PRODUCT     PRODRDET       272            76         75   PROD_DETAIL_XMLIDX      4
XPRODUCT  IRNO11TN         272            68         67   I_NODEIDXPRODUCT           4

BACKUP
I usually just back up the table space, but now that you can backup indexes, I figured I would test the DSN1COPY restore for all table and index spaces related to the PRODUCT table. Before you can use the imagecopy utility on an index, COPY must be enabled on it. Use the ALTER INDEX DDL statement to do this. For example:

ALTER INDEX CSBP.I_DOCIDPRODUCT      
   COPY YES ;

DSN1COPY
Because I want to simulate what happens when a table space is dropped, I went ahead and executed DDL to drop and re-create the table space containing the PRODUCT table and all indexes. Once the table and index space are rebuilt, they must be stopped before you run the DSN1COPY utility. Use the DB2I panels option 7 DB2 commands to do this. For example:

–STOP DB(CSBPDB) SPACE(CSBPTS02)

Now run DSN1COPY to restore the table and index space with the imagecopies taken earlier.

Here's a sample to restore table space CSBPDB.CSBPTS02. Note that:

  • OBIDXLAT isn't really needed in this case because the object IDs didn't change.
  • FULLCOPY should be used when using a full imagecopy as input.
  • PAGESIZE should be taken from the report above. XPRO0000 is 16K.

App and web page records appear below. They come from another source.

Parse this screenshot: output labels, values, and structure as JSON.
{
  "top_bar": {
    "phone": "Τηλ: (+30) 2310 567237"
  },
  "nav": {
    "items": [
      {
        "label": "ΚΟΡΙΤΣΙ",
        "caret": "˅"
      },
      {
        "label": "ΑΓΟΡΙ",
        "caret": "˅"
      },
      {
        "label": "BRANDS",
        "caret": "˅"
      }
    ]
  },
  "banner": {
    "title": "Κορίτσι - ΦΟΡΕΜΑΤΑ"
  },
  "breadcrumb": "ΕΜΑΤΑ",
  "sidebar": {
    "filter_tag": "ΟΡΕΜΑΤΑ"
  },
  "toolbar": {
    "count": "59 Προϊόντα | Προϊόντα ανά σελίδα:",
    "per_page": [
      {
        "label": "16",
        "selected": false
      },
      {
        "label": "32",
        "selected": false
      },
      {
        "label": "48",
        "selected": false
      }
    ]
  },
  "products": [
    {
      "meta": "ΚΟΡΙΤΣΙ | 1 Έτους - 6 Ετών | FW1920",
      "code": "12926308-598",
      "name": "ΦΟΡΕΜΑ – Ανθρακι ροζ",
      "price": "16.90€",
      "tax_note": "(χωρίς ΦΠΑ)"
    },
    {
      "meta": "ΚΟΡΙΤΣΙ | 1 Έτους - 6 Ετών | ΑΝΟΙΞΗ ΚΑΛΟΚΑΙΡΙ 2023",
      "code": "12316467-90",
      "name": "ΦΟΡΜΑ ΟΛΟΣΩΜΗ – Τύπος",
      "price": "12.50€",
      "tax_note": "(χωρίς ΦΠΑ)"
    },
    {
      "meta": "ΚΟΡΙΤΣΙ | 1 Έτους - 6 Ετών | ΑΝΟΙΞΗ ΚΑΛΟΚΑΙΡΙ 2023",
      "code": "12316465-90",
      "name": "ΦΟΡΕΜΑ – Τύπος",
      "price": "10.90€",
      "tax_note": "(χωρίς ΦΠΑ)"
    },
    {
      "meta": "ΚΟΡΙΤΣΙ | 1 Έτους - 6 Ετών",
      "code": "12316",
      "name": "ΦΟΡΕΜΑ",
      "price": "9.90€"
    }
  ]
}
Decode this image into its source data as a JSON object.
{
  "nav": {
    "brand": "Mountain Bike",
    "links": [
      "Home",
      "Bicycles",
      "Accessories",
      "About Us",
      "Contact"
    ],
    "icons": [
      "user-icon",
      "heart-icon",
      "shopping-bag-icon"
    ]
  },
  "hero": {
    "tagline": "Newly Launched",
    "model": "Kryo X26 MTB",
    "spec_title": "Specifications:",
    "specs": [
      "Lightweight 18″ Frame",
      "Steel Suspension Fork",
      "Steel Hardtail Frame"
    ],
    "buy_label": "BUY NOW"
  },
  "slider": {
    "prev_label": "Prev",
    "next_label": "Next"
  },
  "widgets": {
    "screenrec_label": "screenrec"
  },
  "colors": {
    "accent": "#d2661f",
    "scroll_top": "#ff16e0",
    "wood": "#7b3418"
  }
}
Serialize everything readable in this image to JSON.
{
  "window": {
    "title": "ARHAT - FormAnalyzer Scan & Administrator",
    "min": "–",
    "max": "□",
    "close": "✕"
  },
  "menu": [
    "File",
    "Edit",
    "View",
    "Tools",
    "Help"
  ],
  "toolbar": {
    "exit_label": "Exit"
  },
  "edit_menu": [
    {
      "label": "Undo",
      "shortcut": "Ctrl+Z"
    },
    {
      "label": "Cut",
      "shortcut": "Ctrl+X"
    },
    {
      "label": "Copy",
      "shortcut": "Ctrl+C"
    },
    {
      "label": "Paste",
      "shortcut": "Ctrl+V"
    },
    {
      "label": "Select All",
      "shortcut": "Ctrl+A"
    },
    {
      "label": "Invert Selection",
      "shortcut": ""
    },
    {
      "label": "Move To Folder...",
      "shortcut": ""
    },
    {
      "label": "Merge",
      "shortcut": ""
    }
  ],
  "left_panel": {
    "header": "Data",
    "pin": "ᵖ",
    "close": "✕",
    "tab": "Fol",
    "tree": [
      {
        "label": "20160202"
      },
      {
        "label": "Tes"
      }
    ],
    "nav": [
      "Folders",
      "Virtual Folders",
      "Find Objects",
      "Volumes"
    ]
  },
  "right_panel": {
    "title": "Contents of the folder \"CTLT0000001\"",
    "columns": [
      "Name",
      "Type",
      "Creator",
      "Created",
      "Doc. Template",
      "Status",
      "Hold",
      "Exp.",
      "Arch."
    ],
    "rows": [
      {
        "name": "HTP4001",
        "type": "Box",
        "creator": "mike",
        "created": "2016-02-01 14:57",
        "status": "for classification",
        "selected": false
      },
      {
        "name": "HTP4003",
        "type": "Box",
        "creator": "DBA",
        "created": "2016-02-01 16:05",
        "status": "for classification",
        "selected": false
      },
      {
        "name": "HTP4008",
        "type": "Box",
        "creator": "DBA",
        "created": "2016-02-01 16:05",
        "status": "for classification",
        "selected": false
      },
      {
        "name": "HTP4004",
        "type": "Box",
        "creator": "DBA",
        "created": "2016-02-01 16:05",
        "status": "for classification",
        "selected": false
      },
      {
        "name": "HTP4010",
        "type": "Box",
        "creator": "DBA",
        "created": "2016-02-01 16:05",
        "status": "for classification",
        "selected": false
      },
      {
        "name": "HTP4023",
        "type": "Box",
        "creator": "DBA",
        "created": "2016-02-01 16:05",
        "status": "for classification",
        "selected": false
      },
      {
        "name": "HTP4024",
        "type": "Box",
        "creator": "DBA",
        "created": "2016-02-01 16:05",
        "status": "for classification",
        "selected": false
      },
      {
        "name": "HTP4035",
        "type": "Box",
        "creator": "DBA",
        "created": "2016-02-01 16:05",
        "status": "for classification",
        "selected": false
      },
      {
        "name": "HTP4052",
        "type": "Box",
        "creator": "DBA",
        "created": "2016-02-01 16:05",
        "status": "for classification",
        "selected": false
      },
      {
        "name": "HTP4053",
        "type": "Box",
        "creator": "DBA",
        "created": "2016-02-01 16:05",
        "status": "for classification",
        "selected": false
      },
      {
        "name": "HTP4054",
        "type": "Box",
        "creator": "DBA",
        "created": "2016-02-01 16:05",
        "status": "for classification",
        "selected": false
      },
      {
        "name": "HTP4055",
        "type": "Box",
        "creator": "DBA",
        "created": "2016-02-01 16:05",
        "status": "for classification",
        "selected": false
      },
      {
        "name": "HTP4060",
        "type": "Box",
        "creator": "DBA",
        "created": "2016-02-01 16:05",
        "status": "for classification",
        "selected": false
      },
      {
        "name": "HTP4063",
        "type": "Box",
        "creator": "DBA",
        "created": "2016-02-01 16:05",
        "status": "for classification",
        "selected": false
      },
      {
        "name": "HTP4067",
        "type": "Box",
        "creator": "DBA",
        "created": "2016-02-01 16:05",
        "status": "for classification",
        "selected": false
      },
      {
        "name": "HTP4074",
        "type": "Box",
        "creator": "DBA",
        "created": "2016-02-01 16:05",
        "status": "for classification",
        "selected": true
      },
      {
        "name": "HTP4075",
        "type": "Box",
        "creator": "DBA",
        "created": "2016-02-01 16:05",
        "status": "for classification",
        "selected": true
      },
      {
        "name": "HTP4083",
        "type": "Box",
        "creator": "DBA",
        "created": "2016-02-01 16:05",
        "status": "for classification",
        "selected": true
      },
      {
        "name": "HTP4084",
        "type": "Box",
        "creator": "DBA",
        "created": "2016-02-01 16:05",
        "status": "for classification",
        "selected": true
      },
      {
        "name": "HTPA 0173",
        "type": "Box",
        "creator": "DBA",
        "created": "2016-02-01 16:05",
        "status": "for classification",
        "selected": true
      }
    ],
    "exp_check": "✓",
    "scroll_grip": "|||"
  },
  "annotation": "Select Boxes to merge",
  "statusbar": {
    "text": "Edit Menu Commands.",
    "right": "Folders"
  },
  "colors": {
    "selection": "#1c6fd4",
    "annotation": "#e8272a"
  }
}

//DSN1COPY EXEC PGM=DSN1COPY,                                     
//           PARM='OBIDXLAT,RESET,CHECK,FULLCOPY,PAGESIZE(4K)'    
//STEPLIB  DD DISP=SHR,DSN=DSN910.SDSNEXIT                        
//                  DD DISP=SHR,DSN=DSN910.SDSNLOAD                        
//SYSPRINT DD SYSOUT=*                                            
//SYSUT1 DD DISP=OLD,DSN=CSBP.IC.CSBPDB.CSBPTS02.D031109.T160400  
//SYSUT2 DD DISP=OLD,
//                DSN=DB2DB9G.DSNDBC.CSBPDB.CSBPTS02.I0001.A001
//*  SOURCE DBID, TARGET DBID                                     
//*  SOURCE/TARGET PSID OR ISOBID FOR INDEX                       
//*  ALL OTHER SOURCE/TARGET TABLE OBID                           
//SYSXLAT DD *                                                    
272,272                                                           
61,61                                                             
62,62        
/*
//

Once you've completed the restore of all the table and index spaces, restart the objects:

–START DB(CSBPDB) SPACE(*).

Remember: Prepare for the worst-case scenario. Practice now before you really need to use this procedure in an emergency situation.